Cooling and liquefying pure gases requires a large amount of energy.
Air separation units (ASUs) separate pure gases from air by cooling the air until it liquefies, then selectively distill the components at their various boiling temperatures.
All of the cold process equipment has to be kept within an insulated cold box enclosure that contains the cryogenic heat exchangers, distillation columns and associated valves and piping.

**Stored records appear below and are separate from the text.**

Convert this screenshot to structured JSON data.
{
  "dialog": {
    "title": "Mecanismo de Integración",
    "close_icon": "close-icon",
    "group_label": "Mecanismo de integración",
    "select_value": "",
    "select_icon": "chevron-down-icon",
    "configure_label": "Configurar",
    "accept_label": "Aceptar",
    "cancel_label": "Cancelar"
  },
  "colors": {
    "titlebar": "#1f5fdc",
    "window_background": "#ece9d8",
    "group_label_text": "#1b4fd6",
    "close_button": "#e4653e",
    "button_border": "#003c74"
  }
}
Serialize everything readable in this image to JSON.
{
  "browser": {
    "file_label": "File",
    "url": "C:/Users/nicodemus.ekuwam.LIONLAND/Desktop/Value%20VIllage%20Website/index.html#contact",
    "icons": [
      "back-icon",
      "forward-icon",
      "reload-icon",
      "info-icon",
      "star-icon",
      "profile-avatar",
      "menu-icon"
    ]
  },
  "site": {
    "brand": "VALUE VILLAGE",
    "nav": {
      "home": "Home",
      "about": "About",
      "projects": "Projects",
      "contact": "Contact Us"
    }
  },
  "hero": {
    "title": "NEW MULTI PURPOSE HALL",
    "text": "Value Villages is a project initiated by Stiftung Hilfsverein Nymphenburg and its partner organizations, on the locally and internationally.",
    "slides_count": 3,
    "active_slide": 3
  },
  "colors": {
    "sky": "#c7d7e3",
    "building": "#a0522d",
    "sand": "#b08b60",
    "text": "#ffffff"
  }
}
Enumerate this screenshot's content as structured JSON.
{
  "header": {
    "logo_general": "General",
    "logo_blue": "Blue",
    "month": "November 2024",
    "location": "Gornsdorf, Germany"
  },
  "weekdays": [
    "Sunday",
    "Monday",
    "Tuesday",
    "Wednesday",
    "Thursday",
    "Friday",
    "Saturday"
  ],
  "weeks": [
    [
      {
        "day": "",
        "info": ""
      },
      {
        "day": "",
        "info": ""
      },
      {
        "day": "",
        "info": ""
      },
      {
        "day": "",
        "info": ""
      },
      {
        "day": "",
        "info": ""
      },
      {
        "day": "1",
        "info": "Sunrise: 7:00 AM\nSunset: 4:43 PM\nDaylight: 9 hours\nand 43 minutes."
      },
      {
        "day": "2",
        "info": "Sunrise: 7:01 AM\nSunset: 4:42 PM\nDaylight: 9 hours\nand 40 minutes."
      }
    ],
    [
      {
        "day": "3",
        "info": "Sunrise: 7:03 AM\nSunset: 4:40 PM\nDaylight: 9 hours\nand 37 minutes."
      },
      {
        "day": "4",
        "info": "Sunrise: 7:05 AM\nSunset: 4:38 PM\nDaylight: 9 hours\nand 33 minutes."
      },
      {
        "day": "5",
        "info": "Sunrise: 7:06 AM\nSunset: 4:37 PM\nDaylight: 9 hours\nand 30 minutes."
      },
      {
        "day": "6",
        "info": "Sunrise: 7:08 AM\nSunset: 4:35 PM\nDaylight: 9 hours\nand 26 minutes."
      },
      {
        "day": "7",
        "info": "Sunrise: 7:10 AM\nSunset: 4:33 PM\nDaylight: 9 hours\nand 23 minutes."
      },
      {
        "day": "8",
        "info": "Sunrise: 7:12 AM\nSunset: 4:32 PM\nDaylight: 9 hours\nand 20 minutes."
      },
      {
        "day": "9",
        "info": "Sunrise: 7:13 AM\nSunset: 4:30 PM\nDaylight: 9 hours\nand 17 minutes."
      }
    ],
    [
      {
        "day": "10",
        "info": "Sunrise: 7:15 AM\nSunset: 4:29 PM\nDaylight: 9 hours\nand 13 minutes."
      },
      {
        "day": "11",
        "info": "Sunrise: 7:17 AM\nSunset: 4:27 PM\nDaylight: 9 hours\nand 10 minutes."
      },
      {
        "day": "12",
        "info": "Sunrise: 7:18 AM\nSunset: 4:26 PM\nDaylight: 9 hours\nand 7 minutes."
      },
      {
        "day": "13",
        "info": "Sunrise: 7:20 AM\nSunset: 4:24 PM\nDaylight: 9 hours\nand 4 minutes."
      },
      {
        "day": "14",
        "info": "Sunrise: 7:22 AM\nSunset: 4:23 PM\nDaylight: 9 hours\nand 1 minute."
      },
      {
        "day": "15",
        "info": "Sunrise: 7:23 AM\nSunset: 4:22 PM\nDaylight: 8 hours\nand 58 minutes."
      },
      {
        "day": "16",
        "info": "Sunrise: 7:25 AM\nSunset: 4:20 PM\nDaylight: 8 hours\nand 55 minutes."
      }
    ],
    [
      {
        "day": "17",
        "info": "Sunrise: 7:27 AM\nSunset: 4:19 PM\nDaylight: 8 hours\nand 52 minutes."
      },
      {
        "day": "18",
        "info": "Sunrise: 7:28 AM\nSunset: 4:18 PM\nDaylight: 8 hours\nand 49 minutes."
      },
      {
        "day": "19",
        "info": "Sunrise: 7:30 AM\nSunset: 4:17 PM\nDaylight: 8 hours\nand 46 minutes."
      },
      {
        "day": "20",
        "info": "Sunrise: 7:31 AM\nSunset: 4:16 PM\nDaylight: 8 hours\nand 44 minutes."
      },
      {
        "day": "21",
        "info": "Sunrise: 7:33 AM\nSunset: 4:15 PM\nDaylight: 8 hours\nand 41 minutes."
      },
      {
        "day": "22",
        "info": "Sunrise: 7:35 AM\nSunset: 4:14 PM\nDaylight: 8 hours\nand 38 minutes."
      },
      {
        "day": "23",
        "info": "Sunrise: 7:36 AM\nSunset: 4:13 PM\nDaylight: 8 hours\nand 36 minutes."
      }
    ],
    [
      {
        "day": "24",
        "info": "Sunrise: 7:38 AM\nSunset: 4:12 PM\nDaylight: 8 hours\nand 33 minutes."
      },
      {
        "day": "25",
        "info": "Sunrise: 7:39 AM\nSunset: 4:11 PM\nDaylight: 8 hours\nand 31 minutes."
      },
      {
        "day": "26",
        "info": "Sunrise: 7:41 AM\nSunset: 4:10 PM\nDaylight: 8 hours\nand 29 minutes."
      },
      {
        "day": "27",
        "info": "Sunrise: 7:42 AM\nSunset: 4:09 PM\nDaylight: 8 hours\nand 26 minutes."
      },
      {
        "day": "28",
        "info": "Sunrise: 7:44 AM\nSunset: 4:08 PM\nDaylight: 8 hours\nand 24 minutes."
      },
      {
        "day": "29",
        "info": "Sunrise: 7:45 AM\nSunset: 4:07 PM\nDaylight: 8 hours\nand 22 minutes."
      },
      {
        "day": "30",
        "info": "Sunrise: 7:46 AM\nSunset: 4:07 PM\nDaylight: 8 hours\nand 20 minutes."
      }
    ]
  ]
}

The cryogenic separation process requires very tight control integration between the heat exchangers and separation columns to obtain good efficiency. To achieve the ultra low distillation temperatures, an ASU requires a refrigeration cycle that operates by means of the Joule–Thomson effect. The cooling and separation of the high purity gases requires a large amount energy for the refrigeration cycle to work effectively.